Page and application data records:
____
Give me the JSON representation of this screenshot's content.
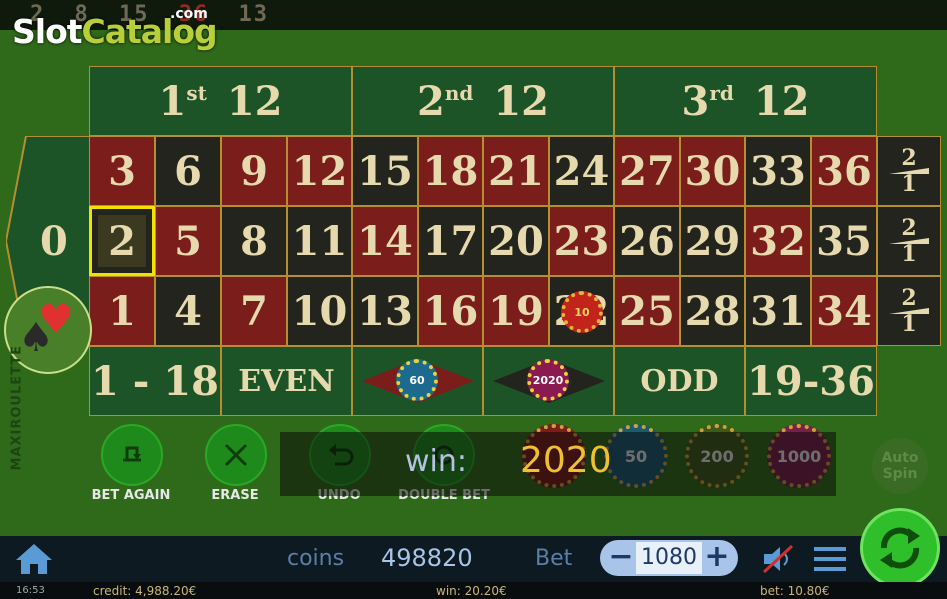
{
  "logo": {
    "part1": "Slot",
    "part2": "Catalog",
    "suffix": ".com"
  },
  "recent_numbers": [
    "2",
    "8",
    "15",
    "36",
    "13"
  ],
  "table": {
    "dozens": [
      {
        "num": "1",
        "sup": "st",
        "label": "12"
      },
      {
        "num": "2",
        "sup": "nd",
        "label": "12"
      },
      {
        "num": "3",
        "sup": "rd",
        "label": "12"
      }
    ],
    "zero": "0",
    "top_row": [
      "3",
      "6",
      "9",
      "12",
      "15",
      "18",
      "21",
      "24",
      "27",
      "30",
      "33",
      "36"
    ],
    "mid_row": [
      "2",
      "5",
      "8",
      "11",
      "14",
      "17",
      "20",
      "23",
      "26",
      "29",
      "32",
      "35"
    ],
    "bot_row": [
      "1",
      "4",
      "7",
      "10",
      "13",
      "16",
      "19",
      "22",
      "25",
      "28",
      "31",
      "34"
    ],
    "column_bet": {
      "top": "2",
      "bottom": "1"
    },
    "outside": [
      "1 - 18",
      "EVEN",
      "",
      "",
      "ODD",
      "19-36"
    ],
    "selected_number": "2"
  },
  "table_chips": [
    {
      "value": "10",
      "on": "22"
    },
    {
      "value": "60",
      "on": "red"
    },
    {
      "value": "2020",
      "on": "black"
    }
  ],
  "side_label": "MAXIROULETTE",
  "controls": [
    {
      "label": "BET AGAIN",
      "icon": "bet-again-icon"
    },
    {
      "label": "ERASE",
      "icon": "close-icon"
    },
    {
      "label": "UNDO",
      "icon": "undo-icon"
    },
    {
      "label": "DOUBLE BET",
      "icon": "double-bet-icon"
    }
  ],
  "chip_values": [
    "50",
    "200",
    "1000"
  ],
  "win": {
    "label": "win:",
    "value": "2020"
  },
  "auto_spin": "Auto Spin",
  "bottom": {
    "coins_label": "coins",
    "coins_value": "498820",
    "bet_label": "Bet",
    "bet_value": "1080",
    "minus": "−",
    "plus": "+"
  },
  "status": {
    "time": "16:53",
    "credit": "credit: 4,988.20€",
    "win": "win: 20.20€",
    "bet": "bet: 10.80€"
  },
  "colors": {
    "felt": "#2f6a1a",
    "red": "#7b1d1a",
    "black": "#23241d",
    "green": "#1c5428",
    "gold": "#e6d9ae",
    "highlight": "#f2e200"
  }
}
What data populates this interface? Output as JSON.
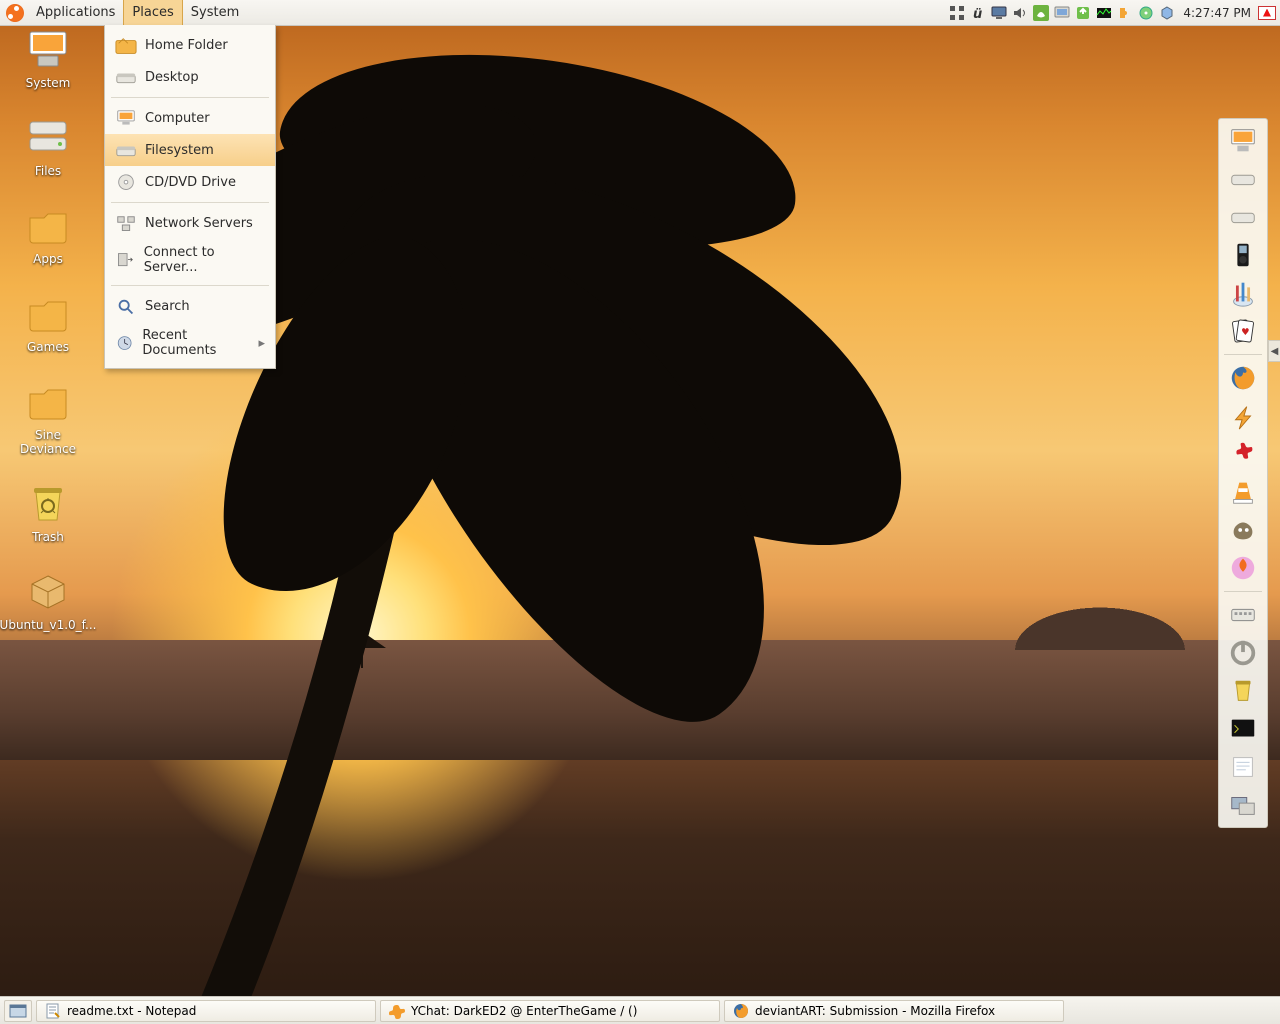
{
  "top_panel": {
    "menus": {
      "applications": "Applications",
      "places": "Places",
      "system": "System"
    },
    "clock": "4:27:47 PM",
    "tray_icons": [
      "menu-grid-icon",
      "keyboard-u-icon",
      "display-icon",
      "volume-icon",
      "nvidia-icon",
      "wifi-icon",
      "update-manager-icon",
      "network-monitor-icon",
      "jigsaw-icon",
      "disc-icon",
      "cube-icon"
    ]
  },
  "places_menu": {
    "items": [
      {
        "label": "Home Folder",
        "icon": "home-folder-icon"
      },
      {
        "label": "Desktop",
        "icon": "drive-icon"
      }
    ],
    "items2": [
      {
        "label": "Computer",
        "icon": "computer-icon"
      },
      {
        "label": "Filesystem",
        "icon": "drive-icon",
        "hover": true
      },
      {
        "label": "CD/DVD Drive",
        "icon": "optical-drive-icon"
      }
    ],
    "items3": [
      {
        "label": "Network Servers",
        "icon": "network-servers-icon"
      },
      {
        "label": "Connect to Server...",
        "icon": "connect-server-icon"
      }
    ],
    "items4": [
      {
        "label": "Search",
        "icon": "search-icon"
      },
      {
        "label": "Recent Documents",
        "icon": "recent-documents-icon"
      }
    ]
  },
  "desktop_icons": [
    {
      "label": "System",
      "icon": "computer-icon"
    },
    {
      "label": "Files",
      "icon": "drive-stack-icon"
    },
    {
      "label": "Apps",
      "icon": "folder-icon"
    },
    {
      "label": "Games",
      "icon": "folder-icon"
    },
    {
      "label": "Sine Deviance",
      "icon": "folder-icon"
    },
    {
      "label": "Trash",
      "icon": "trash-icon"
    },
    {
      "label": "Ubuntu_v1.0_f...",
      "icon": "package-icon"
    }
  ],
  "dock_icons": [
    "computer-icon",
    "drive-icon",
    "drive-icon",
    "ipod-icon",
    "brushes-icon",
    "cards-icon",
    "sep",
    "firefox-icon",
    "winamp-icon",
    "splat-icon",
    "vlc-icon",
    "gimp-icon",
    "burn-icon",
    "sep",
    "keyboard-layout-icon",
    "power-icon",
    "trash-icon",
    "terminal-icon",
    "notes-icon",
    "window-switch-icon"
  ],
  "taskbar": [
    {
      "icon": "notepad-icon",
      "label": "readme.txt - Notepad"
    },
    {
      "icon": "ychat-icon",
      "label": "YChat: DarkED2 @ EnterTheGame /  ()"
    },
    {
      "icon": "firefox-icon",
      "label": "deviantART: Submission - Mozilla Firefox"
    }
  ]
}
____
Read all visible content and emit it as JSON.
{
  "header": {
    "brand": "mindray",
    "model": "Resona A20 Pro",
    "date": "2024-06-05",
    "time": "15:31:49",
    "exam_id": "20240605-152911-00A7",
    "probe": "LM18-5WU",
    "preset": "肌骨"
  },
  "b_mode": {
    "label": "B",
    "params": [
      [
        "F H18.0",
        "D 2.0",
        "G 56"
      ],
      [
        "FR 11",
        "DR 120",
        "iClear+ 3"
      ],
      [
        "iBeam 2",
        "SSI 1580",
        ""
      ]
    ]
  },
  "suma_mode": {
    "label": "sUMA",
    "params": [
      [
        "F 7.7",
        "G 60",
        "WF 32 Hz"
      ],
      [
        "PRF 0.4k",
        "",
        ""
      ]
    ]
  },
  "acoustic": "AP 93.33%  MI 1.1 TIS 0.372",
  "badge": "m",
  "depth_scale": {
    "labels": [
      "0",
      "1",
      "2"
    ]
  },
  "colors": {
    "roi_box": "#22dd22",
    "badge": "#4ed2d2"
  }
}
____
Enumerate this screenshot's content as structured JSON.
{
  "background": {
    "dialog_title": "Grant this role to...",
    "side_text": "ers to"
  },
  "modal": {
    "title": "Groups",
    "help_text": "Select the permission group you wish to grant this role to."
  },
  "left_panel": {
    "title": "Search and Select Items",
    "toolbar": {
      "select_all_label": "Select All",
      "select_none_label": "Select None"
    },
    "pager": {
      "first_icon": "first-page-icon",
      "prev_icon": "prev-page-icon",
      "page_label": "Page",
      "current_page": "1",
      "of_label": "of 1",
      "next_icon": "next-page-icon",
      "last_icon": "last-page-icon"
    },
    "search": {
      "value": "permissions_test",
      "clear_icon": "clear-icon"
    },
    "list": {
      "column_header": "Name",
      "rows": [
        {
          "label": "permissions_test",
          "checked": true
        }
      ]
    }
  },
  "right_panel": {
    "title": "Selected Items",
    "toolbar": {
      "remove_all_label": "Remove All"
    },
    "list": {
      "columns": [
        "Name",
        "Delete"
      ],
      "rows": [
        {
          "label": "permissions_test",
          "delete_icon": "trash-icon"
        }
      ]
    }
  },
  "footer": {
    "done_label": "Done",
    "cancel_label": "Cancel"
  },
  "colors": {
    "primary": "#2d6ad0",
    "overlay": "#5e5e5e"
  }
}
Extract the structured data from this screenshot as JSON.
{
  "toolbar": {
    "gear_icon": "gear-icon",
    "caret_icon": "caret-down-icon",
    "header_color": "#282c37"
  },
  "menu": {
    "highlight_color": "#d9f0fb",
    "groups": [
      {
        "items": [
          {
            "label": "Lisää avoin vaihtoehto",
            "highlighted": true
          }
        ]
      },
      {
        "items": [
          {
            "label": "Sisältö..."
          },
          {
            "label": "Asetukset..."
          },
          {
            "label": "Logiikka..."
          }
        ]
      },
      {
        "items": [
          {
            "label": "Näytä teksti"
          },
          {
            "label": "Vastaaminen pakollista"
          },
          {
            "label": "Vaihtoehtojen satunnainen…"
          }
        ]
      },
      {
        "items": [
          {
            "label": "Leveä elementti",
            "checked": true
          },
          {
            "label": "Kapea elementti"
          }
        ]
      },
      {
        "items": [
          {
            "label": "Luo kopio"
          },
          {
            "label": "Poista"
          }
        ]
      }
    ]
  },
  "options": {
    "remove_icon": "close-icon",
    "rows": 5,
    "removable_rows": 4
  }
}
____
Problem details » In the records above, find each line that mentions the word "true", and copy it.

Answer to the exercise »
        "hover": true
          "checked": true
            "highlighted": true
            "checked": true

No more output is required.